NATO has not informed Russia on the incident with the unauthorized launch of an air-to-air missile by a Spanish fighter jet over Estonia

BRUSSELS, August 8. /TASS/. NATO has not informed Russia’s top brass via the existing military channels on the incident with the unauthorized launch of an air-to-air missile by a Spanish fighter jet over Estonia, an official in the alliance’s military structure told TASS on condition of anonymity on Wednesday.

"At the present moment, we cannot confirm the existence of any contacts between the NATO Operations Command and the Russian military on this incident. However, after saying this, I will add that many civilian and military organizations play their role in ensuring international air security. We cannot say anything more on this incident as long as the investigation is going on," the official said.

Regret and assistance

NATO Acting Spokesperson Piers Cazalet told TASS earlier on Wednesday that NATO Secretary General Jens Stoltenberg had expressed his regret and readiness to provide assistance to Estonia in probing the incident.

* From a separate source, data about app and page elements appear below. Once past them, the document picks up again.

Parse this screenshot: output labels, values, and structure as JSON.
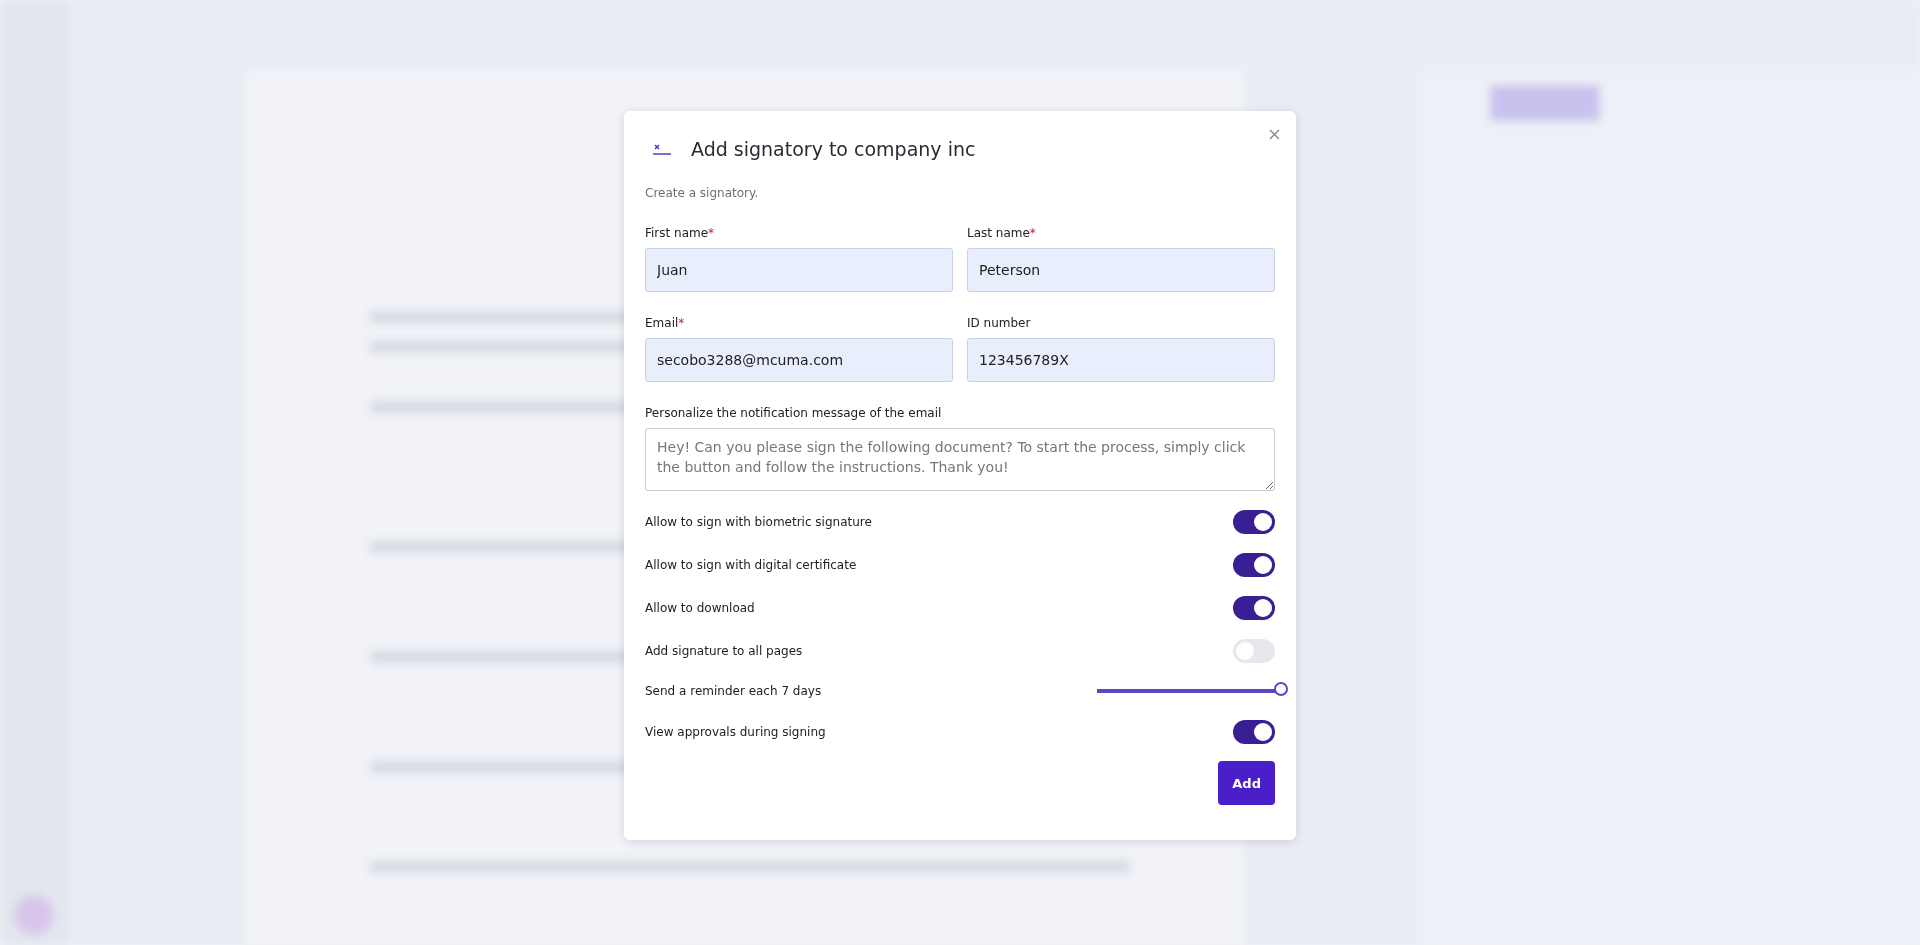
{
  "dialog": {
    "title": "Add signatory to company inc",
    "subtitle": "Create a signatory.",
    "fields": [
      {
        "label": "First name",
        "required_mark": "*",
        "value": "Juan"
      },
      {
        "label": "Last name",
        "required_mark": "*",
        "value": "Peterson"
      },
      {
        "label": "Email",
        "required_mark": "*",
        "value": "secobo3288@mcuma.com"
      },
      {
        "label": "ID number",
        "value": "123456789X"
      }
    ],
    "message": {
      "label": "Personalize the notification message of the email",
      "placeholder": "Hey! Can you please sign the following document? To start the process, simply click the button and follow the instructions. Thank you!"
    },
    "options": [
      {
        "kind": "toggle",
        "label": "Allow to sign with biometric signature",
        "on": true
      },
      {
        "kind": "toggle",
        "label": "Allow to sign with digital certificate",
        "on": true
      },
      {
        "kind": "toggle",
        "label": "Allow to download",
        "on": true
      },
      {
        "kind": "toggle",
        "label": "Add signature to all pages",
        "on": false
      },
      {
        "kind": "slider",
        "label": "Send a reminder each 7 days",
        "level": 1
      },
      {
        "kind": "toggle",
        "label": "View approvals during signing",
        "on": true
      }
    ],
    "button": "Add"
  }
}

The acting spokesperson confirmed that according to NATO’s official information, "On 7 August 2018, a Spanish Eurofighter on NATO Baltic Air Policing duty accidentally fired an air-to-air missile in Estonian airspace. No damage has been reported."

Since 2004, when the Baltic states were admitted to NATO, the alliance has launched the Baltic Air Policing Mission and intends to continue patrol flights in that region, the acting spokesperson said.

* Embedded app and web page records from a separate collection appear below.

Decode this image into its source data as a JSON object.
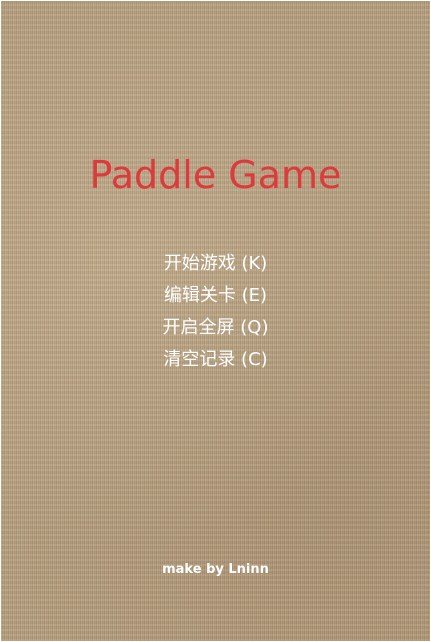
{
  "game": {
    "title": "Paddle Game",
    "title_color": "#dc3a3c",
    "background_color": "#b9a281",
    "menu_color": "#ffffff"
  },
  "menu": {
    "items": [
      {
        "label": "开始游戏 (K)",
        "hotkey": "K"
      },
      {
        "label": "编辑关卡 (E)",
        "hotkey": "E"
      },
      {
        "label": "开启全屏 (Q)",
        "hotkey": "Q"
      },
      {
        "label": "清空记录 (C)",
        "hotkey": "C"
      }
    ]
  },
  "footer": {
    "credit": "make by Lninn"
  }
}
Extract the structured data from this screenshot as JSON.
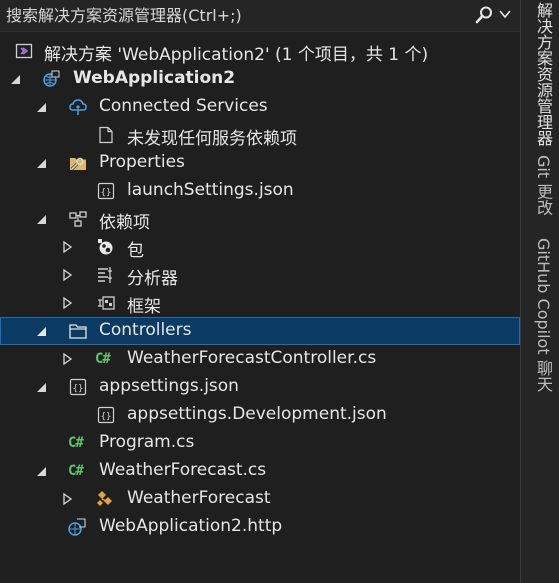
{
  "search": {
    "placeholder": "搜索解决方案资源管理器(Ctrl+;)"
  },
  "tree": {
    "solution": "解决方案 'WebApplication2' (1 个项目，共 1 个)",
    "project": "WebApplication2",
    "connected_services": "Connected Services",
    "no_dependencies": "未发现任何服务依赖项",
    "properties": "Properties",
    "launch_settings": "launchSettings.json",
    "dependencies": "依赖项",
    "packages": "包",
    "analyzers": "分析器",
    "frameworks": "框架",
    "controllers": "Controllers",
    "weather_controller": "WeatherForecastController.cs",
    "appsettings": "appsettings.json",
    "appsettings_dev": "appsettings.Development.json",
    "program": "Program.cs",
    "weather_forecast_cs": "WeatherForecast.cs",
    "weather_forecast_class": "WeatherForecast",
    "http_file": "WebApplication2.http",
    "csharp_icon_text": "C#"
  },
  "sidebar": {
    "tabs": [
      "解决方案资源管理器",
      "Git 更改",
      "GitHub Copilot 聊天"
    ]
  },
  "colors": {
    "selected_bg": "#0b3a63",
    "selected_border": "#1e6fb4",
    "csharp_green": "#5cc66b",
    "folder": "#dcb967"
  }
}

The missile could have reached Russia

According to the Estonian Defense Forces, the incident with the accidental launch of an AMRAAM-type air-to-air missile occurred at 3:44 p.m. Moscow time on August 7 in a practice area over the community of Pangodi.

As the Estonian Defense Forces said, the missile’s self-destruct mode was activated to destroy it while it was still in the air. However, despite this, the missile could have still fallen on the ground 40 km north of Tartu.

According to Estonian Air Force Commander Riivo Valge, the missile’s flight radius is 100 km. Upon its deviation towards the eastern border, the missile could have theoretically fallen "on the other side of Lake Chudskoye on the territory of the Russian Federation," he said.

The Latvian national armed forces stated on Wednesday they had no grounds to believe that the missile could have fallen on the territory of Latvia.

The missile is 3.7 meters long and has a diameter of 18 cm. It is armed with a warhead.

The incident is being probed by the Estonian Air Force, the Spanish Air Force and NATO experts. Three light Robinson helicopters of the Estonian Air Force are combing the area to find the missile and an An-2 plane is ready to join the operation. Estonian Prime Minister Juri Ratas has warned the country’s population against attempts to find the missile independently.